| WHAT TO DO |
Using "JSON" as the search string, find the matching lines below and copy them.

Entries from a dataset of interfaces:
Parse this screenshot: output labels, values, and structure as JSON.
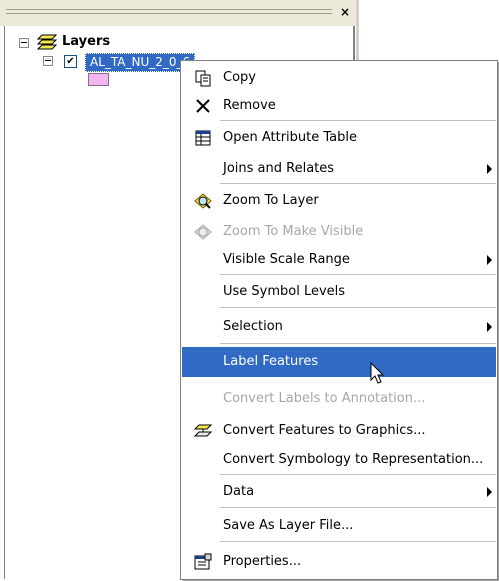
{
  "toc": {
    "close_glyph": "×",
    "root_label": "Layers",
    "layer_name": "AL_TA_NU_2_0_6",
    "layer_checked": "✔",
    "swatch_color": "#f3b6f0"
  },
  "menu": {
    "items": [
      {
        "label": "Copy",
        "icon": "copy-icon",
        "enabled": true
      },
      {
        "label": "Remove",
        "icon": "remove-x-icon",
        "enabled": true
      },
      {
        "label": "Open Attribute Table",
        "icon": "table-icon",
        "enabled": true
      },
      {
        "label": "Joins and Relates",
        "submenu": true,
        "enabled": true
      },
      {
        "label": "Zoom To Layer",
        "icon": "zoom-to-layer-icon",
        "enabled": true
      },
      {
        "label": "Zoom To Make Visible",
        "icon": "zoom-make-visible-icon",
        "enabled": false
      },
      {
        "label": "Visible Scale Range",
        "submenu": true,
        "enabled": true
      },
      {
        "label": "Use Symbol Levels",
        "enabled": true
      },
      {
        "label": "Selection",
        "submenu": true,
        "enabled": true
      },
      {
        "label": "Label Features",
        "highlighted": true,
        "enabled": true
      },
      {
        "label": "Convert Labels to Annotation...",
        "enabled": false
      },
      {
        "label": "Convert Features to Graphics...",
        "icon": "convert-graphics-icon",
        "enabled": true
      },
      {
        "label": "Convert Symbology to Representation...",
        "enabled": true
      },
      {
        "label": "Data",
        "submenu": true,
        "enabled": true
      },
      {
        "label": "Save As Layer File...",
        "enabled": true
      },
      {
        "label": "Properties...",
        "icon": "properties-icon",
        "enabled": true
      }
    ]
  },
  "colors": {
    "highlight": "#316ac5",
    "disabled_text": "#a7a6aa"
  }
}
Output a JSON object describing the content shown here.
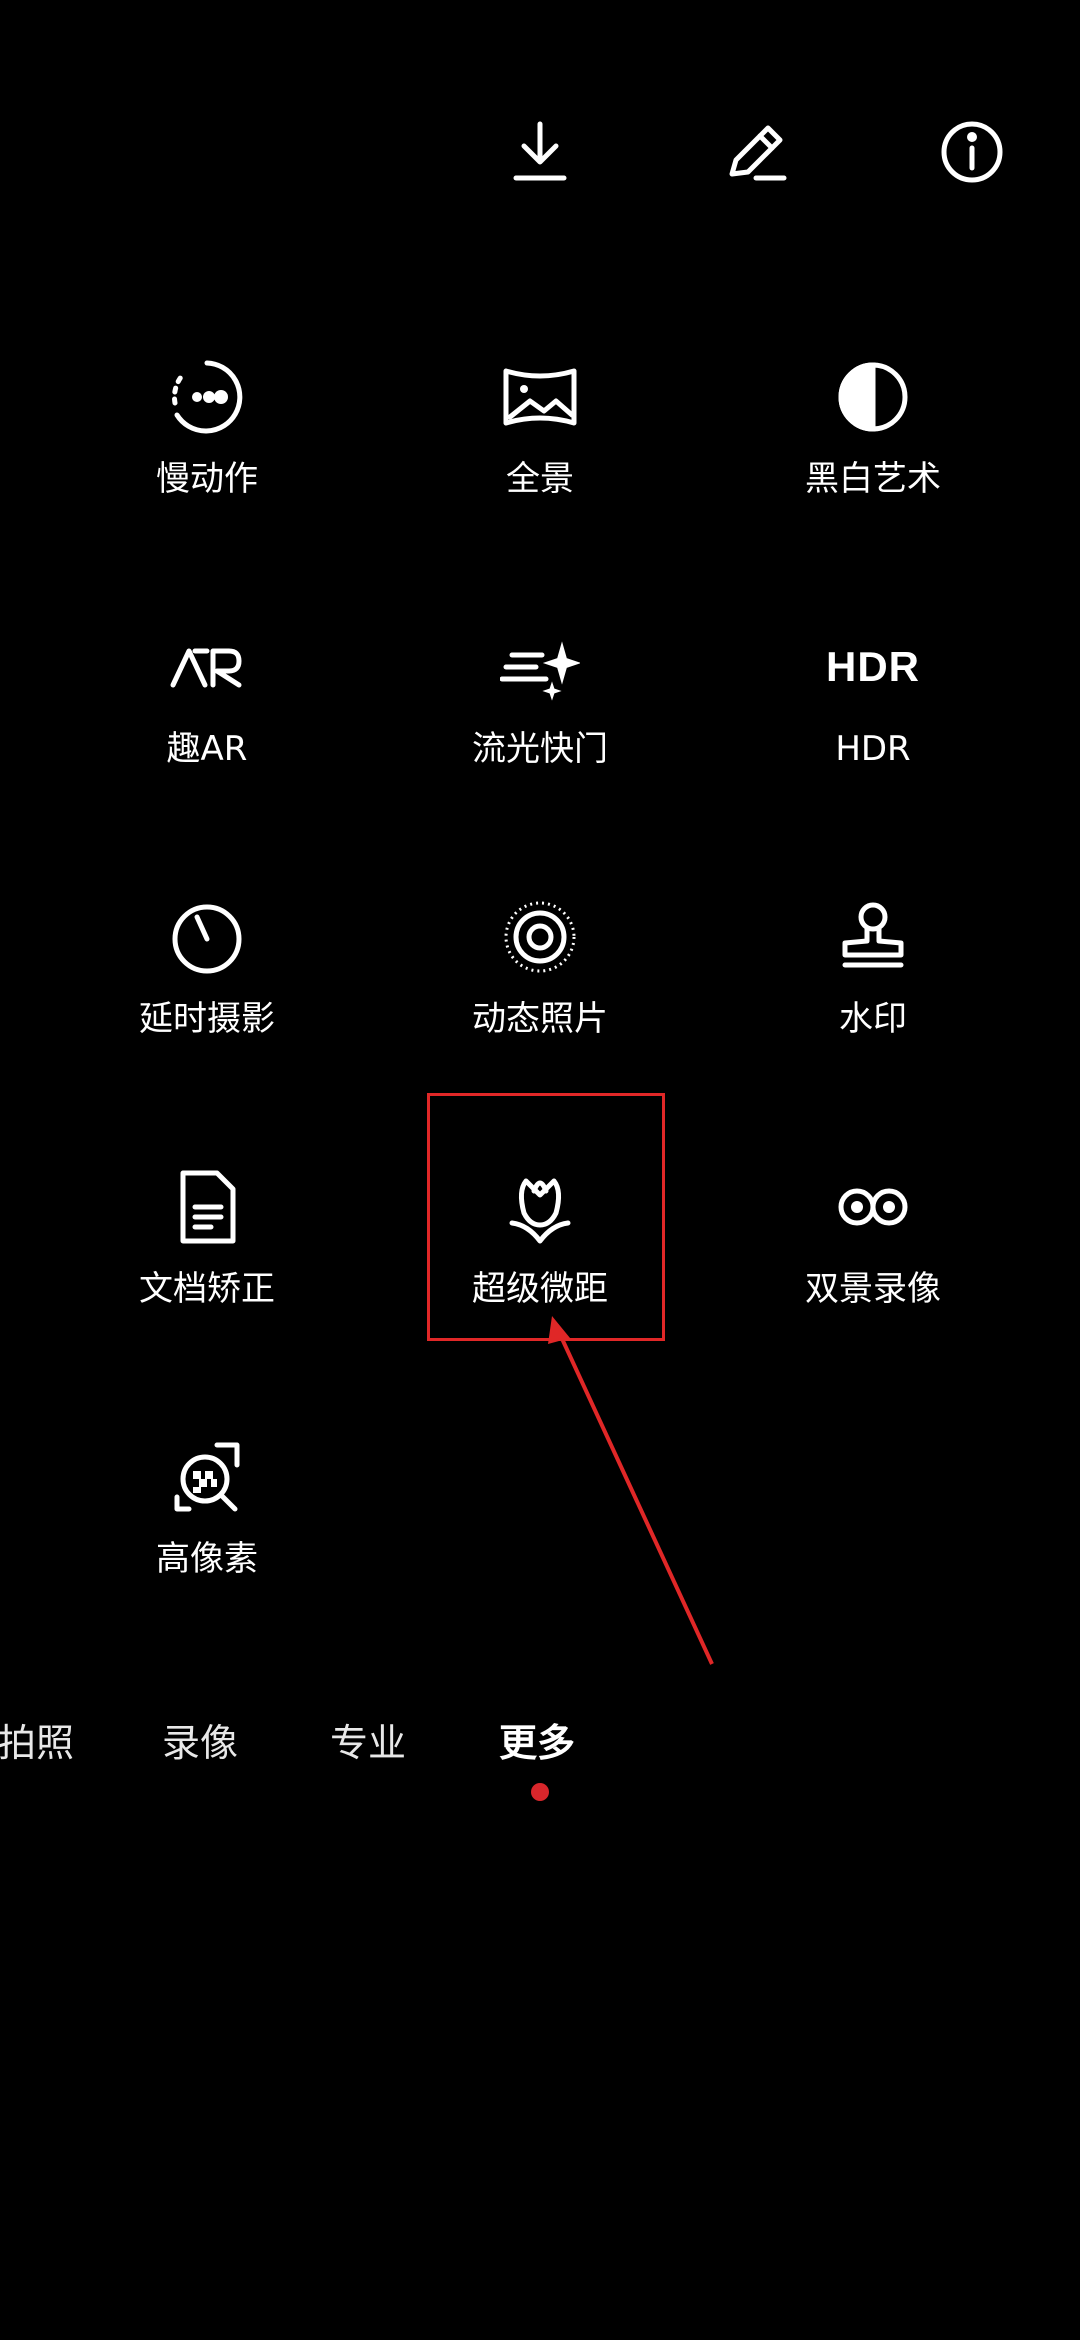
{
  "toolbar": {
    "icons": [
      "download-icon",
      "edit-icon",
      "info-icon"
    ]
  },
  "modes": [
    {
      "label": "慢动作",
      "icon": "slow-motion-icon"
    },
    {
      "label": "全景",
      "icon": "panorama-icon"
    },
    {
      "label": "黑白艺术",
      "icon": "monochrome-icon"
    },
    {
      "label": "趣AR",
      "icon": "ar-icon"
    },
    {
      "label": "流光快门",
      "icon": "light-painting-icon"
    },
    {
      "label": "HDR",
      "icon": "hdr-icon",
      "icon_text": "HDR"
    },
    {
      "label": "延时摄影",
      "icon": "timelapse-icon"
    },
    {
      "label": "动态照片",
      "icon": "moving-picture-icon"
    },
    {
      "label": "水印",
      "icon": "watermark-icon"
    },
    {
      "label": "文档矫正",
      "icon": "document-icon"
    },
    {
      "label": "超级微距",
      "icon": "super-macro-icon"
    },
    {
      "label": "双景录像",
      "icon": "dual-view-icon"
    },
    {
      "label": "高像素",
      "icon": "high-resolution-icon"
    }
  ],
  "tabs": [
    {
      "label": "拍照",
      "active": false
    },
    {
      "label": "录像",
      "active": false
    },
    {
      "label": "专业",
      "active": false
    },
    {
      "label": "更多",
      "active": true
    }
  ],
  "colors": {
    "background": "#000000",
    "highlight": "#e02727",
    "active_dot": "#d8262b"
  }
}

| WRITTEN ANSWER |
Parse this screenshot: output labels, values, and structure as JSON.
Output a JSON object describing the content shown here.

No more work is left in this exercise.